-- Opening Marker --
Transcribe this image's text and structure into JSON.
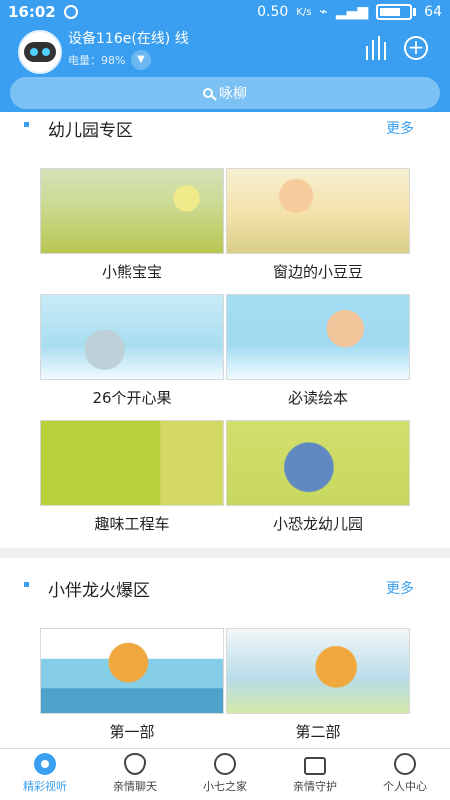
{
  "status_bar": {
    "time": "16:02",
    "network_speed": "0.50",
    "speed_unit": "K/s",
    "battery": "64"
  },
  "header": {
    "device_name": "设备116e(在线) 线",
    "battery_label": "电量：98%",
    "search_placeholder": "咏柳"
  },
  "sections": [
    {
      "title": "幼儿园专区",
      "more": "更多",
      "items": [
        {
          "label": "小熊宝宝"
        },
        {
          "label": "窗边的小豆豆"
        },
        {
          "label": "26个开心果"
        },
        {
          "label": "必读绘本"
        },
        {
          "label": "趣味工程车"
        },
        {
          "label": "小恐龙幼儿园"
        }
      ]
    },
    {
      "title": "小伴龙火爆区",
      "more": "更多",
      "items": [
        {
          "label": "第一部"
        },
        {
          "label": "第二部"
        }
      ]
    }
  ],
  "bottom_nav": [
    {
      "label": "精彩视听",
      "icon": "music-disc-icon",
      "active": true
    },
    {
      "label": "亲情聊天",
      "icon": "heart-chat-icon"
    },
    {
      "label": "小七之家",
      "icon": "fan-home-icon"
    },
    {
      "label": "亲情守护",
      "icon": "message-icon"
    },
    {
      "label": "个人中心",
      "icon": "user-icon"
    }
  ],
  "colors": {
    "accent": "#3a9ff0",
    "background": "#efefef"
  }
}
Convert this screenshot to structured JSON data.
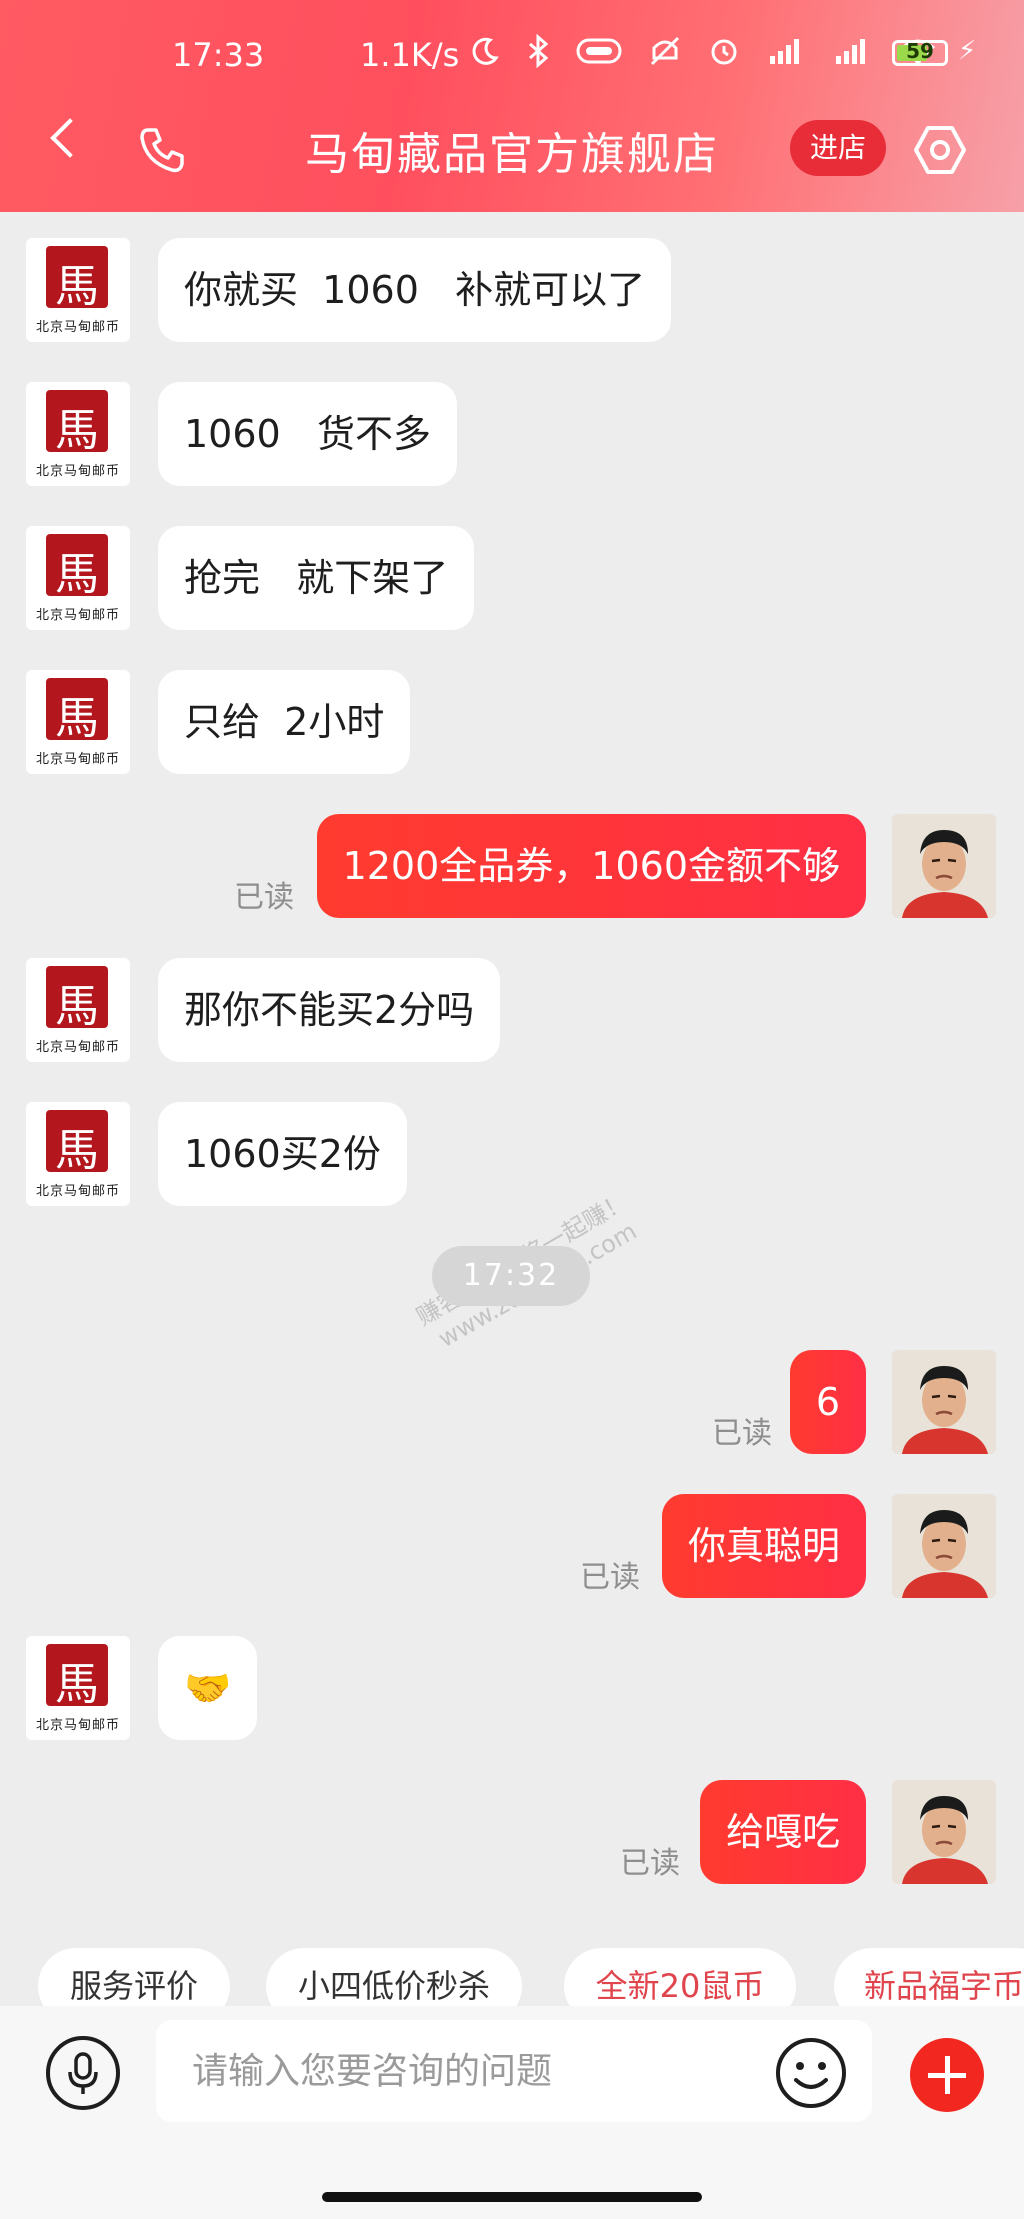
{
  "status_bar": {
    "time": "17:33",
    "network_speed": "1.1K/s",
    "battery_level": "59",
    "battery_percent": 59
  },
  "header": {
    "title": "马甸藏品官方旗舰店",
    "enter_store_label": "进店",
    "accent_color": "#ff4f5e"
  },
  "shop_avatar": {
    "seal_char": "馬",
    "caption": "北京马甸邮币"
  },
  "messages": [
    {
      "sender": "shop",
      "text": "你就买  1060   补就可以了"
    },
    {
      "sender": "shop",
      "text": "1060   货不多"
    },
    {
      "sender": "shop",
      "text": "抢完   就下架了"
    },
    {
      "sender": "shop",
      "text": "只给  2小时"
    },
    {
      "sender": "user",
      "text": "1200全品券，1060金额不够",
      "status": "已读"
    },
    {
      "sender": "shop",
      "text": "那你不能买2分吗"
    },
    {
      "sender": "shop",
      "text": "1060买2份"
    },
    {
      "sender": "user",
      "text": "6",
      "status": "已读"
    },
    {
      "sender": "user",
      "text": "你真聪明",
      "status": "已读"
    },
    {
      "sender": "shop",
      "text": "🤝"
    },
    {
      "sender": "user",
      "text": "给嘎吃",
      "status": "已读"
    }
  ],
  "time_separator": "17:32",
  "watermark": {
    "line1": "赚客吧，有奖一起赚！",
    "line2": "www.zuanke8.com"
  },
  "quick_chips": [
    {
      "label": "服务评价",
      "color": "#333333"
    },
    {
      "label": "小四低价秒杀",
      "color": "#333333"
    },
    {
      "label": "全新20鼠币",
      "color": "#e0454e"
    },
    {
      "label": "新品福字币",
      "color": "#e0454e"
    }
  ],
  "input": {
    "placeholder": "请输入您要咨询的问题",
    "value": ""
  }
}
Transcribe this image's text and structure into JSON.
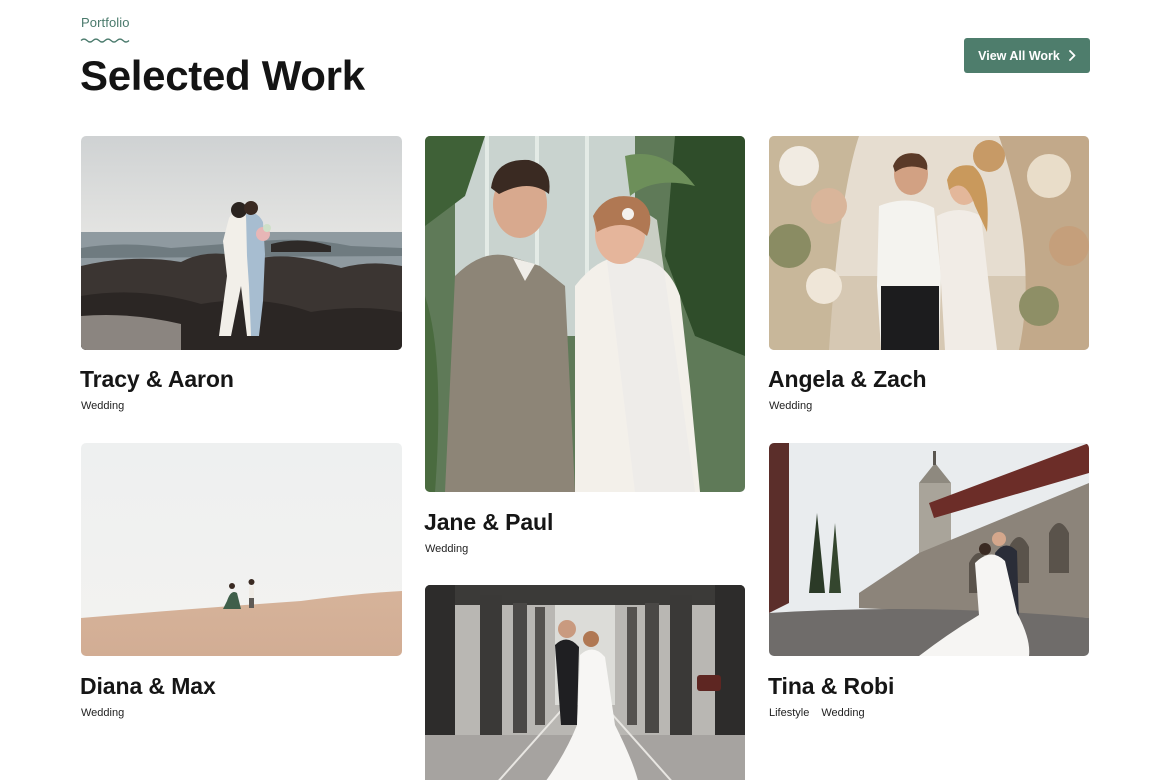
{
  "header": {
    "eyebrow": "Portfolio",
    "title": "Selected Work",
    "cta_label": "View All Work",
    "cta_icon": "chevron-right-icon"
  },
  "colors": {
    "accent": "#4e7d6c",
    "eyebrow": "#4a7a6c",
    "text": "#141414",
    "background": "#ffffff"
  },
  "projects": [
    {
      "title": "Tracy & Aaron",
      "tags": [
        "Wedding"
      ]
    },
    {
      "title": "Jane & Paul",
      "tags": [
        "Wedding"
      ]
    },
    {
      "title": "Angela & Zach",
      "tags": [
        "Wedding"
      ]
    },
    {
      "title": "Diana & Max",
      "tags": [
        "Wedding"
      ]
    },
    {
      "title": "Tina & Robi",
      "tags": [
        "Lifestyle",
        "Wedding"
      ]
    },
    {
      "title": "",
      "tags": []
    }
  ]
}
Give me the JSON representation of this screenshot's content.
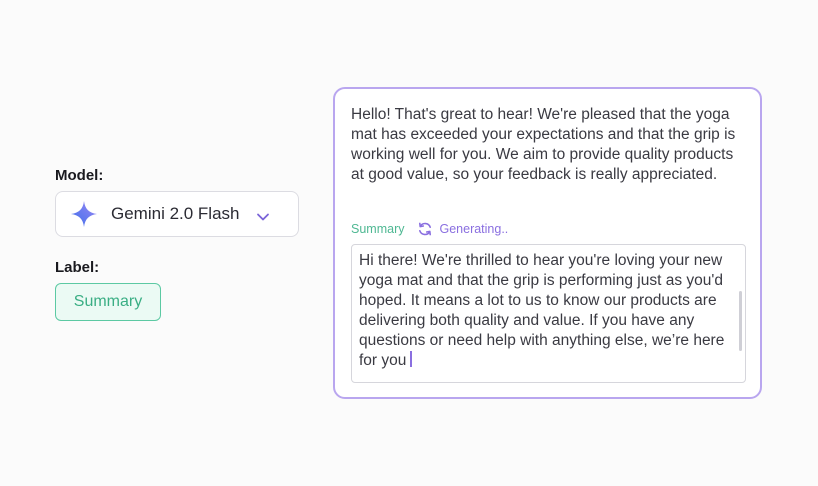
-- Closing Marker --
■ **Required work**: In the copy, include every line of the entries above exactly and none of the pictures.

■ **Exercise solution**:
Transcribe this image's text and structure into JSON.
{
  "status_bar": {
    "time": "16:02",
    "network_speed": "0.50",
    "speed_unit": "K/s",
    "battery": "64"
  },
  "header": {
    "device_name": "设备116e(在线) 线",
    "battery_label": "电量：98%",
    "search_placeholder": "咏柳"
  },
  "sections": [
    {
      "title": "幼儿园专区",
      "more": "更多",
      "items": [
        {
          "label": "小熊宝宝"
        },
        {
          "label": "窗边的小豆豆"
        },
        {
          "label": "26个开心果"
        },
        {
          "label": "必读绘本"
        },
        {
          "label": "趣味工程车"
        },
        {
          "label": "小恐龙幼儿园"
        }
      ]
    },
    {
      "title": "小伴龙火爆区",
      "more": "更多",
      "items": [
        {
          "label": "第一部"
        },
        {
          "label": "第二部"
        }
      ]
    }
  ],
  "bottom_nav": [
    {
      "label": "精彩视听",
      "icon": "music-disc-icon",
      "active": true
    },
    {
      "label": "亲情聊天",
      "icon": "heart-chat-icon"
    },
    {
      "label": "小七之家",
      "icon": "fan-home-icon"
    },
    {
      "label": "亲情守护",
      "icon": "message-icon"
    },
    {
      "label": "个人中心",
      "icon": "user-icon"
    }
  ],
  "colors": {
    "accent": "#3a9ff0",
    "background": "#efefef"
  }
}
Convert this screenshot to structured JSON data.
{
  "status_bar": {
    "time": "17:33",
    "network_speed": "1.1K/s",
    "battery_level": "59",
    "battery_percent": 59
  },
  "header": {
    "title": "马甸藏品官方旗舰店",
    "enter_store_label": "进店",
    "accent_color": "#ff4f5e"
  },
  "shop_avatar": {
    "seal_char": "馬",
    "caption": "北京马甸邮币"
  },
  "messages": [
    {
      "sender": "shop",
      "text": "你就买  1060   补就可以了"
    },
    {
      "sender": "shop",
      "text": "1060   货不多"
    },
    {
      "sender": "shop",
      "text": "抢完   就下架了"
    },
    {
      "sender": "shop",
      "text": "只给  2小时"
    },
    {
      "sender": "user",
      "text": "1200全品券，1060金额不够",
      "status": "已读"
    },
    {
      "sender": "shop",
      "text": "那你不能买2分吗"
    },
    {
      "sender": "shop",
      "text": "1060买2份"
    },
    {
      "sender": "user",
      "text": "6",
      "status": "已读"
    },
    {
      "sender": "user",
      "text": "你真聪明",
      "status": "已读"
    },
    {
      "sender": "shop",
      "text": "🤝"
    },
    {
      "sender": "user",
      "text": "给嘎吃",
      "status": "已读"
    }
  ],
  "time_separator": "17:32",
  "watermark": {
    "line1": "赚客吧，有奖一起赚！",
    "line2": "www.zuanke8.com"
  },
  "quick_chips": [
    {
      "label": "服务评价",
      "color": "#333333"
    },
    {
      "label": "小四低价秒杀",
      "color": "#333333"
    },
    {
      "label": "全新20鼠币",
      "color": "#e0454e"
    },
    {
      "label": "新品福字币",
      "color": "#e0454e"
    }
  ],
  "input": {
    "placeholder": "请输入您要咨询的问题",
    "value": ""
  }
}
Transcribe this image's text and structure into JSON.
{
  "header": {
    "eyebrow": "Portfolio",
    "title": "Selected Work",
    "cta_label": "View All Work",
    "cta_icon": "chevron-right-icon"
  },
  "colors": {
    "accent": "#4e7d6c",
    "eyebrow": "#4a7a6c",
    "text": "#141414",
    "background": "#ffffff"
  },
  "projects": [
    {
      "title": "Tracy & Aaron",
      "tags": [
        "Wedding"
      ]
    },
    {
      "title": "Jane & Paul",
      "tags": [
        "Wedding"
      ]
    },
    {
      "title": "Angela & Zach",
      "tags": [
        "Wedding"
      ]
    },
    {
      "title": "Diana & Max",
      "tags": [
        "Wedding"
      ]
    },
    {
      "title": "Tina & Robi",
      "tags": [
        "Lifestyle",
        "Wedding"
      ]
    },
    {
      "title": "",
      "tags": []
    }
  ]
}
Give me the JSON representation of this screenshot's content.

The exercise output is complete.